● What is expected
Reproduce the data exactly. Omit no record.

● Data supplied
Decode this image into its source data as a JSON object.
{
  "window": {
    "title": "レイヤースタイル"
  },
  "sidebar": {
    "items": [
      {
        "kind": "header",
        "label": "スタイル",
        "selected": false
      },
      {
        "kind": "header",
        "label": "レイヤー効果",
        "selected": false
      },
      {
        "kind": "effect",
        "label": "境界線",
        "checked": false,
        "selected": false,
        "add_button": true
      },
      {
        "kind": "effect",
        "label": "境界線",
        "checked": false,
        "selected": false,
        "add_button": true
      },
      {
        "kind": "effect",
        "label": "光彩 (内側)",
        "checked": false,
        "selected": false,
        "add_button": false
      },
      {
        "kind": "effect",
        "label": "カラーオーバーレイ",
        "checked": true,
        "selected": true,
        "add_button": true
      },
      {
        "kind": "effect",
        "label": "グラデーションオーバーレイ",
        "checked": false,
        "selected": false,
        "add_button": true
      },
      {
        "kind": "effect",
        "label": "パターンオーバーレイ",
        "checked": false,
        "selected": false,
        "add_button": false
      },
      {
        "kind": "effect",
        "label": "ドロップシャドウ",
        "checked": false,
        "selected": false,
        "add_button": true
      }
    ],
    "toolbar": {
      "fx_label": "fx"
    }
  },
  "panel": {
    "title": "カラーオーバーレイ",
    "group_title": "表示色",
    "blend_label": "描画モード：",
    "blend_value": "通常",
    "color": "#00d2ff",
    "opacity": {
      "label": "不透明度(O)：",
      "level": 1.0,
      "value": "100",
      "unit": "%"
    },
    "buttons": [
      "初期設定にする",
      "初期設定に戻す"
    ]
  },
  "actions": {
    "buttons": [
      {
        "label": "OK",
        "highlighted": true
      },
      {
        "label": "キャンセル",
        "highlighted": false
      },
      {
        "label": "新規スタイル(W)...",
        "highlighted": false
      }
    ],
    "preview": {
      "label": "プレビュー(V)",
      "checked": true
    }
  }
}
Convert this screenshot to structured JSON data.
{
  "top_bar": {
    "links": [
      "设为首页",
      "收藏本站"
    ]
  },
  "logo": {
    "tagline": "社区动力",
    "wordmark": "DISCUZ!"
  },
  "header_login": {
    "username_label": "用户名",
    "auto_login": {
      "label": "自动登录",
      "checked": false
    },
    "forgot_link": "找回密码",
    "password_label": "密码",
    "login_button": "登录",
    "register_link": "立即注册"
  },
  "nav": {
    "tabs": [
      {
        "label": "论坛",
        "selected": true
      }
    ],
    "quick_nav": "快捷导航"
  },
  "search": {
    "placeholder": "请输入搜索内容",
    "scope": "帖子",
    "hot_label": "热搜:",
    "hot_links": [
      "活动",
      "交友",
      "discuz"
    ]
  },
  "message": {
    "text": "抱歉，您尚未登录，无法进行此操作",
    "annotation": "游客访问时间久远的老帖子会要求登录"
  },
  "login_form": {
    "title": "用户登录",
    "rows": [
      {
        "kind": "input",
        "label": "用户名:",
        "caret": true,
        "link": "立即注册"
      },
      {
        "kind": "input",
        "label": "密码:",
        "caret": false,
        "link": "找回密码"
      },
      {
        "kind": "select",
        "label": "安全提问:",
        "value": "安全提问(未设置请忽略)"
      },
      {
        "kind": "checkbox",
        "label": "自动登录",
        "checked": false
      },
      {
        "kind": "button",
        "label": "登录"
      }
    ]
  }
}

● Answer to the exercise
Decode this image into its source data as a JSON object.
{
  "window": {
    "title": "レイヤースタイル"
  },
  "sidebar": {
    "items": [
      {
        "kind": "header",
        "label": "スタイル",
        "selected": false
      },
      {
        "kind": "header",
        "label": "レイヤー効果",
        "selected": false
      },
      {
        "kind": "effect",
        "label": "境界線",
        "checked": false,
        "selected": false,
        "add_button": true
      },
      {
        "kind": "effect",
        "label": "境界線",
        "checked": false,
        "selected": false,
        "add_button": true
      },
      {
        "kind": "effect",
        "label": "光彩 (内側)",
        "checked": false,
        "selected": false,
        "add_button": false
      },
      {
        "kind": "effect",
        "label": "カラーオーバーレイ",
        "checked": true,
        "selected": true,
        "add_button": true
      },
      {
        "kind": "effect",
        "label": "グラデーションオーバーレイ",
        "checked": false,
        "selected": false,
        "add_button": true
      },
      {
        "kind": "effect",
        "label": "パターンオーバーレイ",
        "checked": false,
        "selected": false,
        "add_button": false
      },
      {
        "kind": "effect",
        "label": "ドロップシャドウ",
        "checked": false,
        "selected": false,
        "add_button": true
      }
    ],
    "toolbar": {
      "fx_label": "fx"
    }
  },
  "panel": {
    "title": "カラーオーバーレイ",
    "group_title": "表示色",
    "blend_label": "描画モード：",
    "blend_value": "通常",
    "color": "#00d2ff",
    "opacity": {
      "label": "不透明度(O)：",
      "level": 1.0,
      "value": "100",
      "unit": "%"
    },
    "buttons": [
      "初期設定にする",
      "初期設定に戻す"
    ]
  },
  "actions": {
    "buttons": [
      {
        "label": "OK",
        "highlighted": true
      },
      {
        "label": "キャンセル",
        "highlighted": false
      },
      {
        "label": "新規スタイル(W)...",
        "highlighted": false
      }
    ],
    "preview": {
      "label": "プレビュー(V)",
      "checked": true
    }
  }
}
Convert this screenshot to structured JSON data.
{
  "top_bar": {
    "links": [
      "设为首页",
      "收藏本站"
    ]
  },
  "logo": {
    "tagline": "社区动力",
    "wordmark": "DISCUZ!"
  },
  "header_login": {
    "username_label": "用户名",
    "auto_login": {
      "label": "自动登录",
      "checked": false
    },
    "forgot_link": "找回密码",
    "password_label": "密码",
    "login_button": "登录",
    "register_link": "立即注册"
  },
  "nav": {
    "tabs": [
      {
        "label": "论坛",
        "selected": true
      }
    ],
    "quick_nav": "快捷导航"
  },
  "search": {
    "placeholder": "请输入搜索内容",
    "scope": "帖子",
    "hot_label": "热搜:",
    "hot_links": [
      "活动",
      "交友",
      "discuz"
    ]
  },
  "message": {
    "text": "抱歉，您尚未登录，无法进行此操作",
    "annotation": "游客访问时间久远的老帖子会要求登录"
  },
  "login_form": {
    "title": "用户登录",
    "rows": [
      {
        "kind": "input",
        "label": "用户名:",
        "caret": true,
        "link": "立即注册"
      },
      {
        "kind": "input",
        "label": "密码:",
        "caret": false,
        "link": "找回密码"
      },
      {
        "kind": "select",
        "label": "安全提问:",
        "value": "安全提问(未设置请忽略)"
      },
      {
        "kind": "checkbox",
        "label": "自动登录",
        "checked": false
      },
      {
        "kind": "button",
        "label": "登录"
      }
    ]
  }
}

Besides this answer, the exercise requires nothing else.